The diaphragms of compound mills are vertical, whereas in compartment mills, longitudinal partitions running the entire length of the mill are used. The “Concentra” mill is one example.
Rod Mills.—Rod mills (Fig. 3) are an important form of cylindrical mill; generally these are long mills, but short forms are manufactured. Rod mills do not efficiently produce a very fine output; but are very effective in the stages preparatory to a final fine grind.
Conical Mills.—Conical mills (Fig. 3) originated in an attempt to overcome a limitation common to most tumbling mills; large grinding media often migrate to the discharge end leading to a poor quality grind. However, ball migration can occur in conical mills; sometimes it arises from overloading the mill. Conical mills have been used for wet and dry grinding and as air-swept pulverizers.
Unusual Mill Designs. — Vibratory ball mills agitate a charge by means of oscillating springs. The frequency of the imposed oscillations is of critical importance and has been the subject of patents. The mills are reported to be used in Germany, but only very small numbers appear to have been tried elsewhere.
The Aerofall and Hadsel mills are grinding machines which crush and grind by using the burden as its own grinding media; however, in tests, a small quantity of grinding media has been used. Relatively little has been published on these mills’ performance or construction.
General Features.—Many types of mill liners are in use; they serve to protect the mill shell by an expendable item and to transmit the forces necessary to induce the charge of a mill to tumble. The latter facet of the effects of liners on mill performance is important and it is unfortunate that experience is practically the only guide when choosing the design for liners.
The most common grinding media are spherical, or nearly so, e.g. forged steel balls and flint pebbles. Various special shapes have been tried and some such Cylpebs have found continued favour at some plants; however, the disadvantages of special shapes are generally thought to outweigh advantages. In ore dressing, the cost of replacing worn media is appreciable, but in coal pulverizing it is a small item alongside other factors such as fan erosion in mills under suction.
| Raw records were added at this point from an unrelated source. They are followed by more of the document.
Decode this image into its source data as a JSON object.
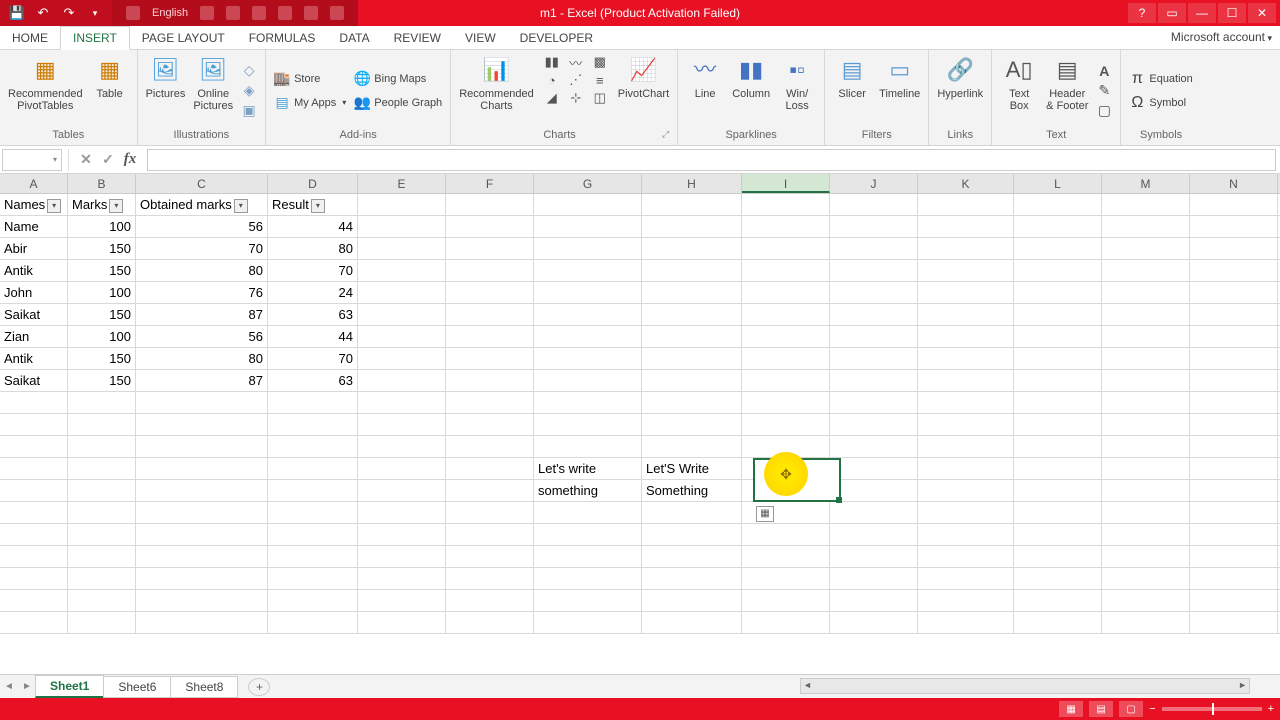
{
  "title": "m1 - Excel (Product Activation Failed)",
  "language": "English",
  "account_label": "Microsoft account",
  "tabs": {
    "home": "HOME",
    "insert": "INSERT",
    "page_layout": "PAGE LAYOUT",
    "formulas": "FORMULAS",
    "data": "DATA",
    "review": "REVIEW",
    "view": "VIEW",
    "developer": "DEVELOPER"
  },
  "ribbon": {
    "tables": {
      "label": "Tables",
      "table": "Table",
      "pivot": "Recommended\nPivotTables"
    },
    "illustrations": {
      "label": "Illustrations",
      "pictures": "Pictures",
      "online": "Online\nPictures"
    },
    "addins": {
      "label": "Add-ins",
      "store": "Store",
      "bing": "Bing Maps",
      "myapps": "My Apps",
      "people": "People Graph"
    },
    "charts": {
      "label": "Charts",
      "rec": "Recommended\nCharts",
      "pivotchart": "PivotChart"
    },
    "sparklines": {
      "label": "Sparklines",
      "line": "Line",
      "column": "Column",
      "winloss": "Win/\nLoss"
    },
    "filters": {
      "label": "Filters",
      "slicer": "Slicer",
      "timeline": "Timeline"
    },
    "links": {
      "label": "Links",
      "hyperlink": "Hyperlink"
    },
    "text": {
      "label": "Text",
      "textbox": "Text\nBox",
      "header": "Header\n& Footer"
    },
    "symbols": {
      "label": "Symbols",
      "equation": "Equation",
      "symbol": "Symbol"
    }
  },
  "name_box": "",
  "formula_value": "",
  "columns": [
    "A",
    "B",
    "C",
    "D",
    "E",
    "F",
    "G",
    "H",
    "I",
    "J",
    "K",
    "L",
    "M",
    "N"
  ],
  "active_column": "I",
  "table_headers": {
    "a": "Names",
    "b": "Marks",
    "c": "Obtained marks",
    "d": "Result"
  },
  "rows": [
    {
      "name": "Name",
      "marks": 100,
      "obtained": 56,
      "result": 44
    },
    {
      "name": "Abir",
      "marks": 150,
      "obtained": 70,
      "result": 80
    },
    {
      "name": "Antik",
      "marks": 150,
      "obtained": 80,
      "result": 70
    },
    {
      "name": "John",
      "marks": 100,
      "obtained": 76,
      "result": 24
    },
    {
      "name": "Saikat",
      "marks": 150,
      "obtained": 87,
      "result": 63
    },
    {
      "name": "Zian",
      "marks": 100,
      "obtained": 56,
      "result": 44
    },
    {
      "name": "Antik",
      "marks": 150,
      "obtained": 80,
      "result": 70
    },
    {
      "name": "Saikat",
      "marks": 150,
      "obtained": 87,
      "result": 63
    }
  ],
  "text_cells": {
    "g13": "Let's write",
    "g14": "something",
    "h13": "Let'S Write",
    "h14": "Something"
  },
  "sheets": {
    "active": "Sheet1",
    "s2": "Sheet6",
    "s3": "Sheet8"
  },
  "status_mode": "",
  "zoom": "100%"
}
The speeds at which ball mills operate range from 50 to 90 per cent of the critical speed with the lower speeds being more favoured in recent years, whereas rod mill speeds, although normally 50 to 60 per cent of the critical, have been increased to about 80 per cent recently. The nature of the agitation partly depends on the operating mill speed, but it also depends on the degree of filling, the density and shape of the grinding media and the liner conformation. The degree of filling varies from about 25 per cent in the case of some pulverizers up to about 50 per cent of the mill volume.